Hartford announced last month that for the next three years $1 million will be annually budgeted for public performing and visual arts. This should be welcomed news for the Greater Hartford area as our capital city is a unique place for various arts and events. Most importantly, this is ideal timing since this will be an initiative with the Greater Hartford Arts Council and they have recently hired CEO Shelley D. Best. This is ripe for the city and the organization’s new leader, as her community building and network building artistic vision for our state capital will be transformative for Hartford and the region.
In fact, the Greater Hartford Arts Council and the city of Hartford partnered to establish Hartford Creates, a new arts initiative and alliance. At a recent press conference, Mayor Luke Bronin offered that this funding alliance will “beautify our public spaces.”
Much of the funding will be art instillations including outdoor artwork. Funds will also to towards outdoor performing arts through the Neighborhood Arts Activation and an All-Season Event Grants for year-round arts events.
Both Bronin and Best said that economic but also community recovery from the pandemic is instrumental for Hartford. This alliance initiative comes partly from the American Rescue Plan and it could be especially impactful in the next few years. It’s also a great start for Hartford and additional cities to follow.
Local artists and nonprofit organizations can apply for grant funding for public art projects. Awards will range from $1,000 to $10,000. Candidates and their organizations can apply through the Hartford Creates website: https://letsgoarts.org/creates
Interestingly, Hartford has recently been ranked as a top city for artists by a rent.com survey. Public officials – local and state – are finding pathways to spread the word about Hartford being an artistic hub and this public art initiative will add to this momentum.
Since Hartford is so diverse, there’s so much art to share. The city already has a thriving art and music scene, especially in the jazz arena. Public summer events, like the Greater Hartford Festival of Jazz in July, attracts much attention to our capital city. The Paul Brown Monday Night Jazz Series in Bushnell Park is especially popular and is the nation’s oldest continuously run free jazz festival.
Considering Hartford’s rich cultural history, there’s much to learn from and for everyone. It’s been a hub for European ethnicities including Italian, Irish and Polish populations. Our capital city has also been a magnet for Black Americans during the Great Migration and so many Caribbean nationalities like Jamaicans and Trinidadians.
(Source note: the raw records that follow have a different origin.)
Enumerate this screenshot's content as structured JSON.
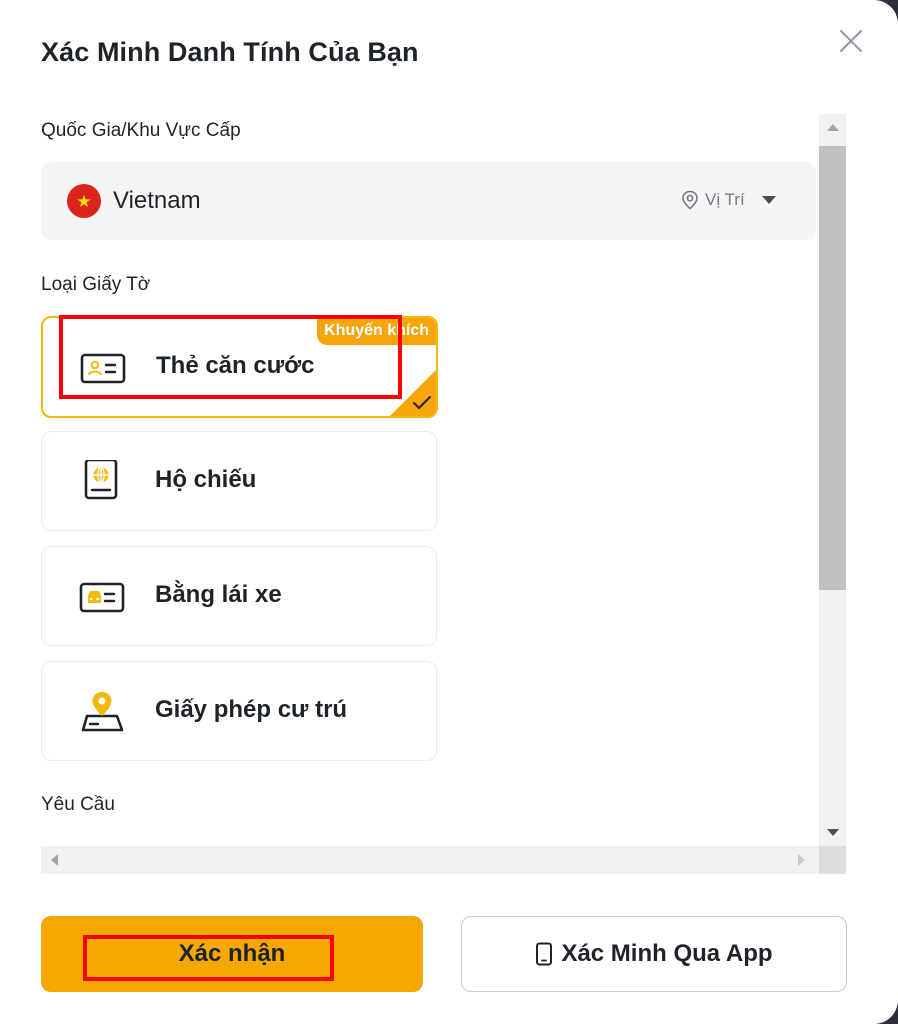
{
  "dialog": {
    "title": "Xác Minh Danh Tính Của Bạn"
  },
  "country_section": {
    "label": "Quốc Gia/Khu Vực Cấp",
    "selected_country": "Vietnam",
    "flag_icon": "vietnam-flag-icon",
    "location_label": "Vị Trí"
  },
  "document_section": {
    "label": "Loại Giấy Tờ",
    "options": [
      {
        "label": "Thẻ căn cước",
        "icon": "id-card-icon",
        "selected": true,
        "badge": "Khuyến khích"
      },
      {
        "label": "Hộ chiếu",
        "icon": "passport-icon",
        "selected": false
      },
      {
        "label": "Bằng lái xe",
        "icon": "driver-license-icon",
        "selected": false
      },
      {
        "label": "Giấy phép cư trú",
        "icon": "residence-permit-icon",
        "selected": false
      }
    ]
  },
  "requirements_section": {
    "label": "Yêu Cầu"
  },
  "footer": {
    "confirm_label": "Xác nhận",
    "app_verify_label": "Xác Minh Qua App"
  },
  "colors": {
    "accent": "#f6a800",
    "badge": "#f6a50a",
    "highlight": "#ff0000",
    "flag_red": "#da251d",
    "flag_star": "#ffde00"
  }
}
Certainly, various Latino populations like Puerto Ricans, Dominicans and Mexicans have also contributed much to Hartford too.
Art allows for communities to come together to celebrate but also exchange cultures and approaches. Culture is the life beat of American cities and art fosters dialogue and sharing. Public art can and will get so many in Hartford and beyond to respect cultures, histories and experiences. Hartford’s art initiative and its funding may only be a start to something more for our capital city and so many Connecticut cities.
But Connecticut remains a divided space where housing, education and economic segregation persists. Our cities are some of the most diverse secondary-size urban areas in the northeast. Public art helps remind everyone about our diversity and awaken us about Connecticut’s heterogenous communities. As an urban researcher and music aficionado, I support this art initiative and will follow where and how public arts funding heads for Hartford’s future. Hopefully, residents and readers will do the same.
Jonathan L. Wharton, Ph.D. is the School of Graduate and Professional Studies associate dean and teaches political science and urban affairs at Southern Connecticut State University in New Haven.